--- START ---

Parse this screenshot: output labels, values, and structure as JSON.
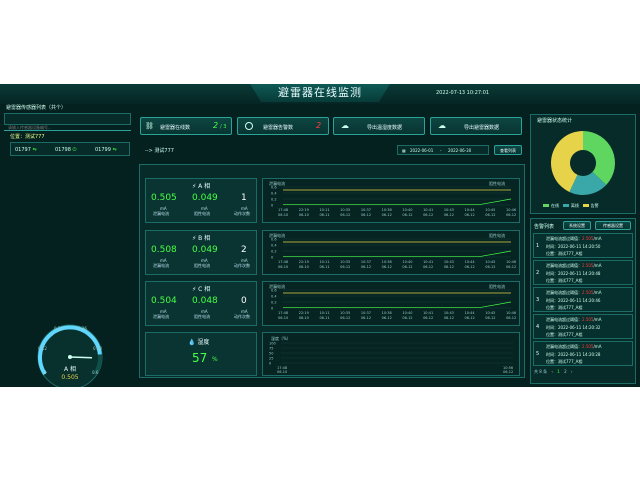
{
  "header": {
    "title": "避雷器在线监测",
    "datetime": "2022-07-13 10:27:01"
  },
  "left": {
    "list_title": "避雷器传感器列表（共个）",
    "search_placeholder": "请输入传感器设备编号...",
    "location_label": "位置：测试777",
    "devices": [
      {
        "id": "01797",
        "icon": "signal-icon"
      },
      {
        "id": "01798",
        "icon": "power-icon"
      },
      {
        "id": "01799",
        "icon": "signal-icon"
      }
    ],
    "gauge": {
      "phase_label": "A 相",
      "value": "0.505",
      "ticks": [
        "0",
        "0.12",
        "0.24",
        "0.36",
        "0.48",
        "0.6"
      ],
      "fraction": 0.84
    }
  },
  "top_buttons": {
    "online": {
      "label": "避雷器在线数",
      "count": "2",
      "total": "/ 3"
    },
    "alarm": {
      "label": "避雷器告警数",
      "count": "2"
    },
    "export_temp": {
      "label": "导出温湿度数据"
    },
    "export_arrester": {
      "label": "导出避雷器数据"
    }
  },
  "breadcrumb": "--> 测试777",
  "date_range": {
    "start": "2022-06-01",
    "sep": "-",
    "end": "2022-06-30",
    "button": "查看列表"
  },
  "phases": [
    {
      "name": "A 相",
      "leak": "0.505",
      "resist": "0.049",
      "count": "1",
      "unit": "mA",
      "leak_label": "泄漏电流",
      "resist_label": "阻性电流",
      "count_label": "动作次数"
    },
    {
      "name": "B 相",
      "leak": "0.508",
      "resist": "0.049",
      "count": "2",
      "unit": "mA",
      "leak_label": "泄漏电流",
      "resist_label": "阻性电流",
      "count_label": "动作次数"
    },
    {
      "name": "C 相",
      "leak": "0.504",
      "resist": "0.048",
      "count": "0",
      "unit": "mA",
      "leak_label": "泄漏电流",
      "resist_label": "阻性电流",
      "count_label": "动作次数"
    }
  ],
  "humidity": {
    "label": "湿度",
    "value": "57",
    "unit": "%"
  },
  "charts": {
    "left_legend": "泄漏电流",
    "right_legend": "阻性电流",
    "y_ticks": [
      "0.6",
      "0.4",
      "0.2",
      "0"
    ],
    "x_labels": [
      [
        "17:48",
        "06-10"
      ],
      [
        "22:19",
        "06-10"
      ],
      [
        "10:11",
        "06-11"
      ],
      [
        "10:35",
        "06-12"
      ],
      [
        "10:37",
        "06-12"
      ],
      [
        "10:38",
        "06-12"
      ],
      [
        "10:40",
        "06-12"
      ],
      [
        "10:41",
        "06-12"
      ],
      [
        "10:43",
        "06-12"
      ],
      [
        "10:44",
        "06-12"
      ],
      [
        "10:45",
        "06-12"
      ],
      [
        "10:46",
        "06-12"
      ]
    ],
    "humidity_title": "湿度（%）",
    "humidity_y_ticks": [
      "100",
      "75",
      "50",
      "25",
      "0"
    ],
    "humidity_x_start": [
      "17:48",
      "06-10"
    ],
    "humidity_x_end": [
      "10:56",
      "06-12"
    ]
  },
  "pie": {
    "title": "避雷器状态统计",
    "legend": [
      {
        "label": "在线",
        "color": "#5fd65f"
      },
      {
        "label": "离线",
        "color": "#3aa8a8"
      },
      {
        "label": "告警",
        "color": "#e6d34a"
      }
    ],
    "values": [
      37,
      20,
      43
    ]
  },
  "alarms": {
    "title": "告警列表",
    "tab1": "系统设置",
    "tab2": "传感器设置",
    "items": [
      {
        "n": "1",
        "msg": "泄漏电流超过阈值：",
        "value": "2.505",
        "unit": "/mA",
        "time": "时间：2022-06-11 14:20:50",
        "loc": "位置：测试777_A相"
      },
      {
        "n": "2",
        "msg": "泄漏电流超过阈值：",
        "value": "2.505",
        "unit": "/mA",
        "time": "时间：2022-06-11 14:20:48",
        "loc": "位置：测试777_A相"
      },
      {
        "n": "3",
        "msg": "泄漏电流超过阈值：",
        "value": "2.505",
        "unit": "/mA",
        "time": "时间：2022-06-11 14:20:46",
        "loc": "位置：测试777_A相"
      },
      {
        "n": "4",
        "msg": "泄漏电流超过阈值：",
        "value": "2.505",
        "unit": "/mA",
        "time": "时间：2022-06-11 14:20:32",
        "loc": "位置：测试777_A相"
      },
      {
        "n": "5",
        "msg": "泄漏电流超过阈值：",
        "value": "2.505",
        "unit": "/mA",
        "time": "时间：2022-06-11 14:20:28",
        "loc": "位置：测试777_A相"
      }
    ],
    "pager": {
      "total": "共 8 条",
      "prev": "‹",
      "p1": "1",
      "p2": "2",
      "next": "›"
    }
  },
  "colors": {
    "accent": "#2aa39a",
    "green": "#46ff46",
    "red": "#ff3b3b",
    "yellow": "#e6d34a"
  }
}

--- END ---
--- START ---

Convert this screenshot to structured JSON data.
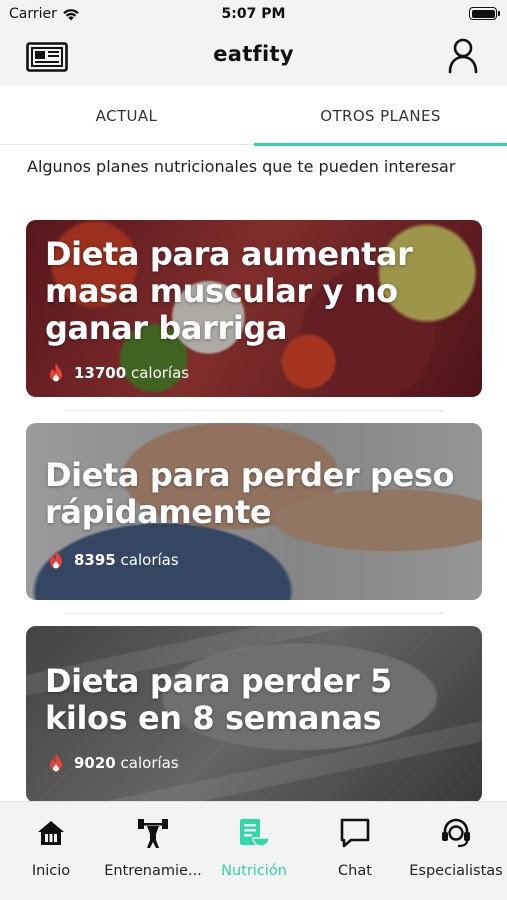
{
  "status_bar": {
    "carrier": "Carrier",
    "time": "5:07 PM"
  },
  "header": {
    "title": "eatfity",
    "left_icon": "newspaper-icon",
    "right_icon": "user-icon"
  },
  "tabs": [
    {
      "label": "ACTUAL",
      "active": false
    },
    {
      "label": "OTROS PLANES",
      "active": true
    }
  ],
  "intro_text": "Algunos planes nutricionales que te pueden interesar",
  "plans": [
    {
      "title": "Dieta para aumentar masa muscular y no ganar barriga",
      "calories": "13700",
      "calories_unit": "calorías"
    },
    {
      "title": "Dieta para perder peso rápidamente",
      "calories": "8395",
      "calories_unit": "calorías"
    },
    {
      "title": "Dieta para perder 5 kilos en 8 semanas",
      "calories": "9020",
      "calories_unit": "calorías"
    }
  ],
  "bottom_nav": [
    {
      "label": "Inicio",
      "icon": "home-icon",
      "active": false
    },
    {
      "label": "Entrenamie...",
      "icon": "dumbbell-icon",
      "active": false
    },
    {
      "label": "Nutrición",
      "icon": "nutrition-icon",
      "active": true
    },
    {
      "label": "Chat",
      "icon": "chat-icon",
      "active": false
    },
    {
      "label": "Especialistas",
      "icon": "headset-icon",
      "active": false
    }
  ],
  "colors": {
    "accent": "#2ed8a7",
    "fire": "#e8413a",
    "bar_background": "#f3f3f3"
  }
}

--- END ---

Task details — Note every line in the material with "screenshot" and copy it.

Solution to the problem —
Parse this screenshot: output labels, values, and structure as JSON.
Convert this screenshot to structured JSON data.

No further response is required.